<<<<
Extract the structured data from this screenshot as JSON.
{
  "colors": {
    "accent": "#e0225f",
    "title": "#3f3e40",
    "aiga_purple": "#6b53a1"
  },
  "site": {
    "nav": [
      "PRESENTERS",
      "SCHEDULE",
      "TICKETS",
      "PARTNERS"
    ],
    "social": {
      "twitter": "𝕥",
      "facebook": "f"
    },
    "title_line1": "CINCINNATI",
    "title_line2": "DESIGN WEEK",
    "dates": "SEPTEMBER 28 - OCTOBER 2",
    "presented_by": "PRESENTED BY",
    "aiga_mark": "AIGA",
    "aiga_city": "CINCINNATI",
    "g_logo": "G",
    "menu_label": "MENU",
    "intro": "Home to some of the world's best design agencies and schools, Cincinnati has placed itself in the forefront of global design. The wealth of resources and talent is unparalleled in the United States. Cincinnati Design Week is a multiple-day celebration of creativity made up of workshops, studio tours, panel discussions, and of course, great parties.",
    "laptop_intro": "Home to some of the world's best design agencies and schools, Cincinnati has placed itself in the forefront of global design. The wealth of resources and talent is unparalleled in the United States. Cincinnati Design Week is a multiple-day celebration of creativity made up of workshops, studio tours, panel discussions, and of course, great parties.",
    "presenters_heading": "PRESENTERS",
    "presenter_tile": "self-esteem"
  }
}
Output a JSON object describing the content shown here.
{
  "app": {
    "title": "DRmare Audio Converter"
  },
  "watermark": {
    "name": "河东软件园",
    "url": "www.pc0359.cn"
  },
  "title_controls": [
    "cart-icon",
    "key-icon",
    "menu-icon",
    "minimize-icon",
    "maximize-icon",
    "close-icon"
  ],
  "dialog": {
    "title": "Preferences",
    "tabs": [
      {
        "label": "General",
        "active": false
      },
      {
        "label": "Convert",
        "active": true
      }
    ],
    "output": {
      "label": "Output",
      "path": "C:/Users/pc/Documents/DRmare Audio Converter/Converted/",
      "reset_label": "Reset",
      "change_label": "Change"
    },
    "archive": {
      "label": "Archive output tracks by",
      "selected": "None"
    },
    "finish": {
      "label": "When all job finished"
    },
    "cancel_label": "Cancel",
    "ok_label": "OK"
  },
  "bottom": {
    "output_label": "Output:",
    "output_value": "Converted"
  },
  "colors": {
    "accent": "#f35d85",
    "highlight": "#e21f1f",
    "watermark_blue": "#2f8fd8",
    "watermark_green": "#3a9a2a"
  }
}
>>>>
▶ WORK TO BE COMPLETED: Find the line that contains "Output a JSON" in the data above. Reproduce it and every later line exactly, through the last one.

▶ REPLY TO THE TASK:
Output a JSON object describing the content shown here.
{
  "app": {
    "title": "DRmare Audio Converter"
  },
  "watermark": {
    "name": "河东软件园",
    "url": "www.pc0359.cn"
  },
  "title_controls": [
    "cart-icon",
    "key-icon",
    "menu-icon",
    "minimize-icon",
    "maximize-icon",
    "close-icon"
  ],
  "dialog": {
    "title": "Preferences",
    "tabs": [
      {
        "label": "General",
        "active": false
      },
      {
        "label": "Convert",
        "active": true
      }
    ],
    "output": {
      "label": "Output",
      "path": "C:/Users/pc/Documents/DRmare Audio Converter/Converted/",
      "reset_label": "Reset",
      "change_label": "Change"
    },
    "archive": {
      "label": "Archive output tracks by",
      "selected": "None"
    },
    "finish": {
      "label": "When all job finished"
    },
    "cancel_label": "Cancel",
    "ok_label": "OK"
  },
  "bottom": {
    "output_label": "Output:",
    "output_value": "Converted"
  },
  "colors": {
    "accent": "#f35d85",
    "highlight": "#e21f1f",
    "watermark_blue": "#2f8fd8",
    "watermark_green": "#3a9a2a"
  }
}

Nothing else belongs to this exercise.